### WHAT THE TASK ASKS
Within the listing below, filter for "JSON" and copy every matching line.

### DATASET EXTRACT
>>>>
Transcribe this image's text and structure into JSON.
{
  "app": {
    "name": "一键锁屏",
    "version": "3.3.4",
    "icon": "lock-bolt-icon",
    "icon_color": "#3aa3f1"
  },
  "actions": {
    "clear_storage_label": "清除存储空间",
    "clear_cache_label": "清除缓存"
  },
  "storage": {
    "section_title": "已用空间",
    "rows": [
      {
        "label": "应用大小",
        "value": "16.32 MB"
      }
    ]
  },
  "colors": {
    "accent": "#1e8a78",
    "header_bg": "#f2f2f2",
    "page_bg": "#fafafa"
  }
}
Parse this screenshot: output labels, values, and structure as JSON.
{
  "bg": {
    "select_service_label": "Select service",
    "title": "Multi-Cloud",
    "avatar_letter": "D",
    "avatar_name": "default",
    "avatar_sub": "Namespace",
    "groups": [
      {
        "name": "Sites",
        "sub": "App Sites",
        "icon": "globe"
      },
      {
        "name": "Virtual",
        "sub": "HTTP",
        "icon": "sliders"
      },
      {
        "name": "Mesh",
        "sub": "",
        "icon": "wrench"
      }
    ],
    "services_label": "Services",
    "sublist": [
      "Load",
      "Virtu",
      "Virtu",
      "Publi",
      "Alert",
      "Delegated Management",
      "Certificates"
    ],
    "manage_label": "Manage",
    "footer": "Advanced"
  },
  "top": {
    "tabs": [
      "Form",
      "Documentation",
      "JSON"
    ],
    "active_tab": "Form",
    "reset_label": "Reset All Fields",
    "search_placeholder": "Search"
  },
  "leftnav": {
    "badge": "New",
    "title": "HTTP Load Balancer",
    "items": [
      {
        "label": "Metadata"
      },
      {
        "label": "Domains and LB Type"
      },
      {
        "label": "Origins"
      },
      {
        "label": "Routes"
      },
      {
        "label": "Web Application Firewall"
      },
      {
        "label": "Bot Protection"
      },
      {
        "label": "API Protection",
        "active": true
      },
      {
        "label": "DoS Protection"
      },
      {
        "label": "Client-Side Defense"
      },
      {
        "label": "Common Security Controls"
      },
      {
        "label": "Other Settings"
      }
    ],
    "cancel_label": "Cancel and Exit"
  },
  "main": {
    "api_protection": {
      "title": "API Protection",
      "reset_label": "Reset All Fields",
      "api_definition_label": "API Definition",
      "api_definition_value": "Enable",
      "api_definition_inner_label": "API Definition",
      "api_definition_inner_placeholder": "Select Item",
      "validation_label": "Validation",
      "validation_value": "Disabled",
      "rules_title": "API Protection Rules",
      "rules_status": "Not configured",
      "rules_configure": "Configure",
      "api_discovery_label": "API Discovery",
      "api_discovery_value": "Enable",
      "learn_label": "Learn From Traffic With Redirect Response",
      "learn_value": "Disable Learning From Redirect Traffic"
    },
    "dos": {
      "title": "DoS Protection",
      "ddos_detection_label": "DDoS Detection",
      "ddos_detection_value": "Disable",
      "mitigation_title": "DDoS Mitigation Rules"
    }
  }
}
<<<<
### ANSWER TO THE PROBLEM
Transcribe this image's text and structure into JSON.
Parse this screenshot: output labels, values, and structure as JSON.
      "JSON"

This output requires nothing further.